*Your objective:*
Find all lines below containing the string "level" and return them.

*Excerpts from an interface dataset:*
....................

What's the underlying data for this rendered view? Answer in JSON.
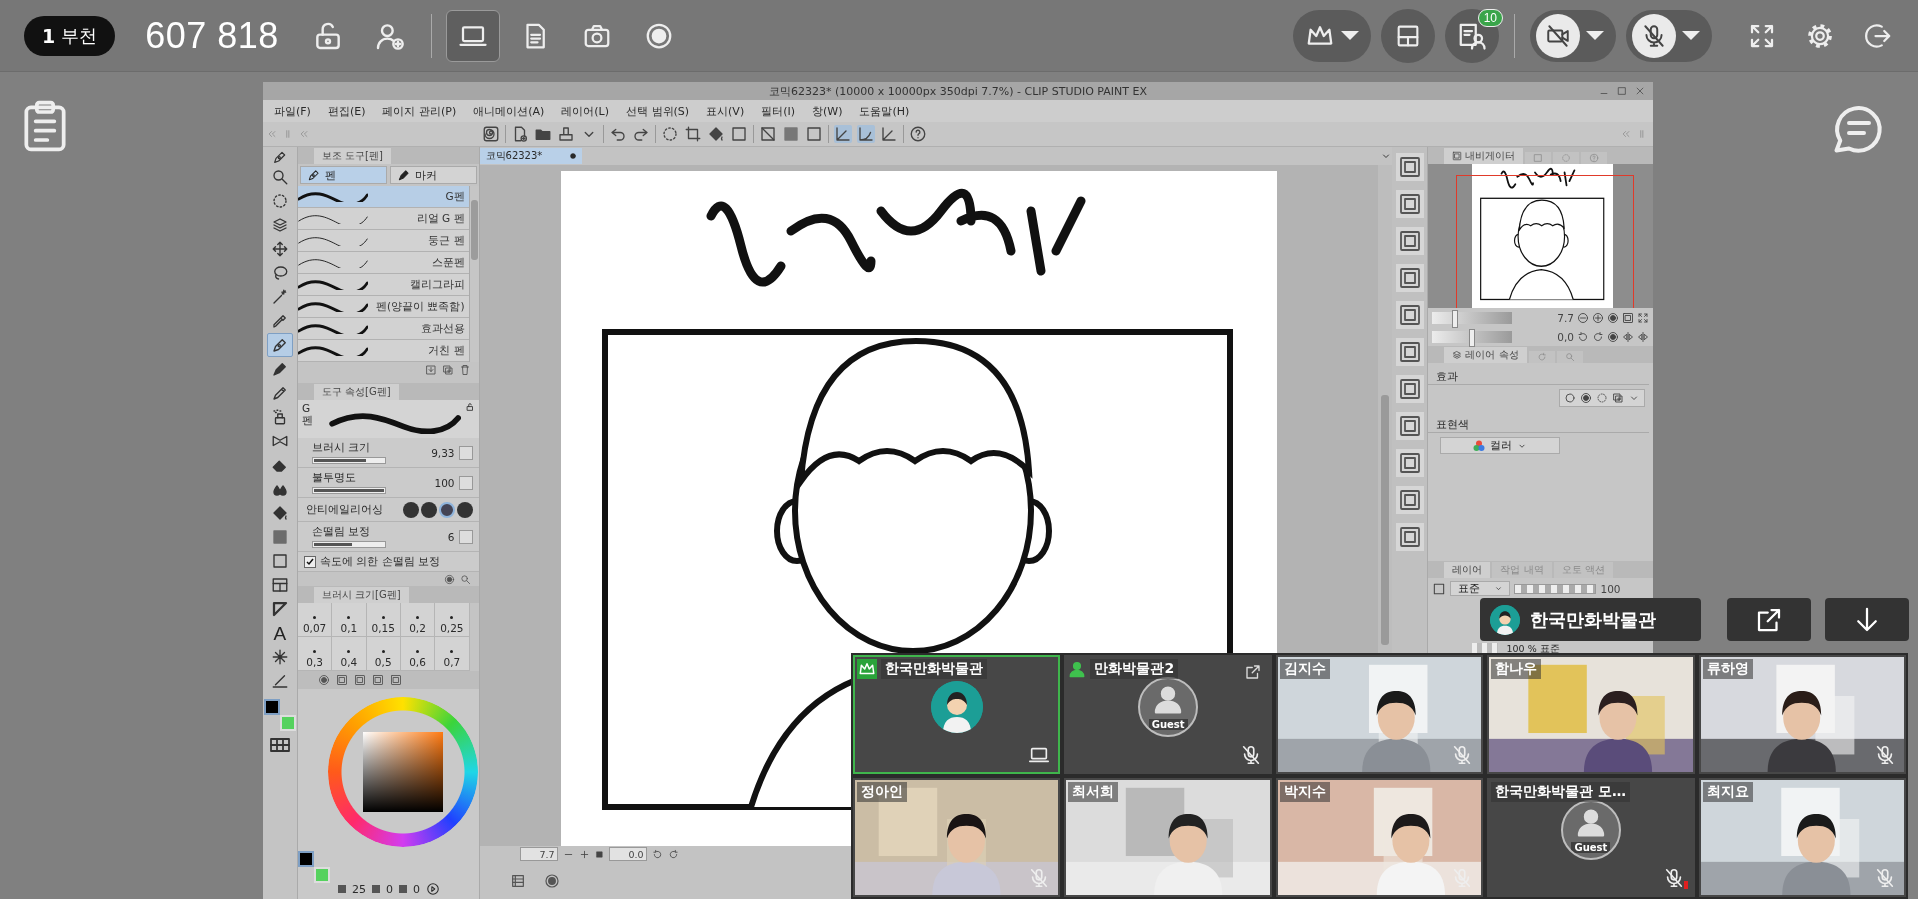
{
  "top_bar": {
    "room": {
      "number": "1",
      "name": "부천"
    },
    "meeting_number": "607 818",
    "share_modes": [
      {
        "selected": true
      },
      {
        "selected": false
      },
      {
        "selected": false
      },
      {
        "selected": false
      }
    ],
    "participant_count": "10",
    "camera": {
      "on": false
    },
    "microphone": {
      "on": false
    }
  },
  "csp": {
    "title": "코믹62323* (10000 x 10000px 350dpi 7.7%)  - CLIP STUDIO PAINT EX",
    "menu": [
      "파일(F)",
      "편집(E)",
      "페이지 관리(P)",
      "애니메이션(A)",
      "레이어(L)",
      "선택 범위(S)",
      "표시(V)",
      "필터(I)",
      "창(W)",
      "도움말(H)"
    ],
    "document_tab": "코믹62323*",
    "tools": [
      {
        "selected": false
      },
      {
        "selected": false
      },
      {
        "selected": false
      },
      {
        "selected": false
      },
      {
        "selected": false
      },
      {
        "selected": false
      },
      {
        "selected": false
      },
      {
        "selected": true
      },
      {
        "selected": false
      },
      {
        "selected": false
      },
      {
        "selected": false
      },
      {
        "selected": false
      },
      {
        "selected": false
      },
      {
        "selected": false
      },
      {
        "selected": false
      },
      {
        "selected": false
      },
      {
        "selected": false
      },
      {
        "selected": false
      },
      {
        "selected": false
      },
      {
        "selected": false,
        "glyph": "A"
      },
      {
        "selected": false
      },
      {
        "selected": false
      }
    ],
    "tool_colors": [
      {
        "color": "#000000",
        "selected": true
      },
      {
        "color": "#55d25e",
        "selected": false
      }
    ],
    "sub_tool": {
      "title": "보조 도구[펜]",
      "groups": [
        {
          "label": "펜",
          "selected": true
        },
        {
          "label": "마커",
          "selected": false
        }
      ],
      "brushes": [
        {
          "name": "G펜",
          "selected": true
        },
        {
          "name": "리얼 G 펜",
          "selected": false
        },
        {
          "name": "둥근 펜",
          "selected": false
        },
        {
          "name": "스푼펜",
          "selected": false
        },
        {
          "name": "캘리그라피",
          "selected": false
        },
        {
          "name": "펜(양끝이 뾰족함)",
          "selected": false
        },
        {
          "name": "효과선용",
          "selected": false
        },
        {
          "name": "거친 펜",
          "selected": false
        }
      ]
    },
    "tool_property": {
      "title": "도구 속성[G펜]",
      "brush": "G펜",
      "settings": [
        {
          "kind": "slider",
          "label": "브러시 크기",
          "value": "9,33",
          "level": 0.75
        },
        {
          "kind": "slider",
          "label": "불투명도",
          "value": "100",
          "level": 1
        },
        {
          "kind": "swatches",
          "label": "안티에일리어싱",
          "options": [
            {
              "selected": false
            },
            {
              "selected": false
            },
            {
              "selected": true
            },
            {
              "selected": false
            }
          ]
        },
        {
          "kind": "slider",
          "label": "손떨림 보정",
          "value": "6",
          "level": 0.55
        },
        {
          "kind": "checkbox",
          "label": "속도에 의한 손떨림 보정",
          "checked": true
        }
      ]
    },
    "brush_size": {
      "title": "브러시 크기[G펜]",
      "sizes": [
        "0,07",
        "0,1",
        "0,15",
        "0,2",
        "0,25",
        "0,3",
        "0,4",
        "0,5",
        "0,6",
        "0,7"
      ]
    },
    "color": {
      "swatches": [
        {
          "color": "#000000",
          "selected": true
        },
        {
          "color": "#55d25e",
          "selected": false
        }
      ],
      "readouts": [
        "25",
        "0",
        "0"
      ]
    },
    "canvas_status": {
      "zoom": "7.7",
      "angle": "0.0"
    },
    "navigator": {
      "title": "내비게이터",
      "zoom": "7.7",
      "zoom_slider": {
        "level": 0.28
      },
      "angle": "0,0",
      "angle_slider": {
        "level": 0.5
      }
    },
    "layer_property": {
      "title": "레이어 속성",
      "effect_label": "효과",
      "color_label": "표현색",
      "color_mode": "컬러"
    },
    "layers": {
      "tabs": [
        {
          "label": "레이어",
          "selected": true
        },
        {
          "label": "작업 내역",
          "selected": false
        },
        {
          "label": "오토 액션",
          "selected": false
        }
      ],
      "blend": "표준",
      "opacity": "100",
      "layer_row": "100 % 표준"
    }
  },
  "presenter": {
    "name": "한국만화박물관"
  },
  "participants": [
    {
      "name": "한국만화박물관",
      "kind": "avatar",
      "host": true,
      "active": true,
      "muted": false,
      "presenting": true
    },
    {
      "name": "만화박물관2",
      "kind": "guest",
      "avatar_label": "Guest",
      "signed_in": true,
      "active": false,
      "muted": true,
      "sharing": true
    },
    {
      "name": "김지수",
      "kind": "camera",
      "active": false,
      "muted": true
    },
    {
      "name": "함나우",
      "kind": "camera",
      "active": false,
      "muted": false
    },
    {
      "name": "류하영",
      "kind": "camera",
      "active": false,
      "muted": true
    },
    {
      "name": "정아인",
      "kind": "camera",
      "active": false,
      "muted": true
    },
    {
      "name": "최서희",
      "kind": "camera",
      "active": false,
      "muted": false
    },
    {
      "name": "박지수",
      "kind": "camera",
      "active": false,
      "muted": true
    },
    {
      "name": "한국만화박물관 모…",
      "kind": "guest",
      "avatar_label": "Guest",
      "active": false,
      "muted": true,
      "alert": true
    },
    {
      "name": "최지요",
      "kind": "camera",
      "active": false,
      "muted": true
    }
  ]
}
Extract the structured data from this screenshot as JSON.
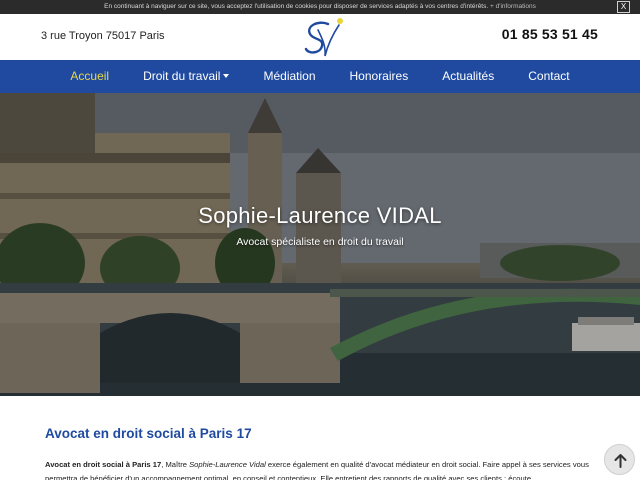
{
  "cookie_bar": {
    "text": "En continuant à naviguer sur ce site, vous acceptez l'utilisation de cookies pour disposer de services adaptés à vos centres d'intérêts.",
    "more_link": "+ d'informations",
    "close_label": "X"
  },
  "header": {
    "address": "3 rue Troyon 75017 Paris",
    "logo_icon": "sv-monogram-logo",
    "phone": "01 85 53 51 45"
  },
  "nav": {
    "items": [
      {
        "label": "Accueil",
        "active": true
      },
      {
        "label": "Droit du travail",
        "dropdown": true
      },
      {
        "label": "Médiation"
      },
      {
        "label": "Honoraires"
      },
      {
        "label": "Actualités"
      },
      {
        "label": "Contact"
      }
    ]
  },
  "hero": {
    "title": "Sophie-Laurence VIDAL",
    "subtitle": "Avocat spécialiste en droit du travail"
  },
  "main": {
    "section_title": "Avocat en droit social à Paris 17",
    "para_bold": "Avocat en droit social à Paris 17",
    "para_part1": ", Maître ",
    "para_italic": "Sophie-Laurence Vidal",
    "para_part2": " exerce également en qualité d'avocat médiateur en droit social. Faire appel à ses services vous permettra de bénéficier d'un accompagnement optimal, en conseil et contentieux. Elle entretient des rapports de qualité avec ses clients : écoute,"
  },
  "scroll_top": {
    "icon": "arrow-up-icon"
  },
  "colors": {
    "nav_bg": "#1f4aa0",
    "nav_active": "#e9d84a",
    "title_blue": "#1f4aa0",
    "cookie_bg": "#2b2b2b"
  }
}
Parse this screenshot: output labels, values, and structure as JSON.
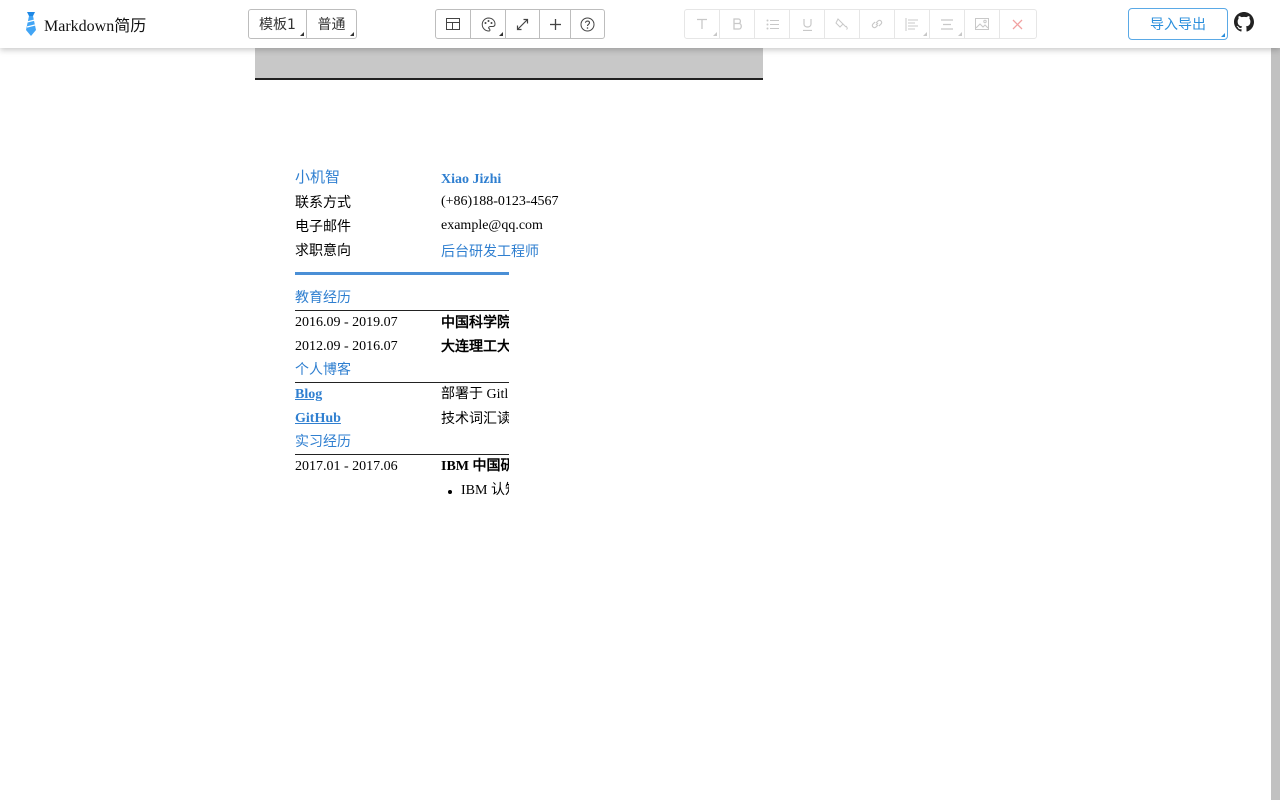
{
  "app": {
    "title": "Markdown简历"
  },
  "toolbar": {
    "template_button": "模板1",
    "mode_button": "普通",
    "view_icons": [
      "table-icon",
      "palette-icon",
      "expand-icon",
      "plus-icon",
      "help-icon"
    ],
    "format_icons": [
      "text-icon",
      "bold-icon",
      "list-icon",
      "underline-icon",
      "fill-icon",
      "link-icon",
      "align-left-icon",
      "align-center-icon",
      "image-icon",
      "close-icon"
    ],
    "export_button": "导入导出",
    "accent_color": "#2b8fdc"
  },
  "resume": {
    "name_cn": "小机智",
    "name_en": "Xiao Jizhi",
    "contact_label": "联系方式",
    "contact_value": "(+86)188-0123-4567",
    "email_label": "电子邮件",
    "email_value": "example@qq.com",
    "intent_label": "求职意向",
    "intent_value": "后台研发工程师",
    "education": {
      "heading": "教育经历",
      "items": [
        {
          "date": "2016.09 - 2019.07",
          "school": "中国科学院"
        },
        {
          "date": "2012.09 - 2016.07",
          "school": "大连理工大"
        }
      ]
    },
    "blog": {
      "heading": "个人博客",
      "items": [
        {
          "label": "Blog",
          "desc": "部署于 Gitl"
        },
        {
          "label": "GitHub",
          "desc": "技术词汇读"
        }
      ]
    },
    "internship": {
      "heading": "实习经历",
      "items": [
        {
          "date": "2017.01 - 2017.06",
          "company": "IBM 中国研",
          "bullets": [
            "IBM 认知"
          ]
        }
      ]
    },
    "accent_color": "#2f7fd0"
  }
}
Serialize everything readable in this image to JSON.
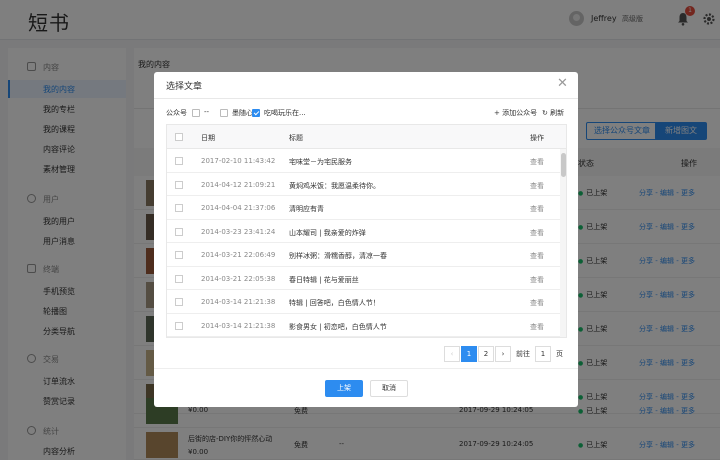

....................

*Exercise answer:*
          "level": 0.75
          "level": 1
          "level": 0.55
        "level": 0.28
        "level": 0.5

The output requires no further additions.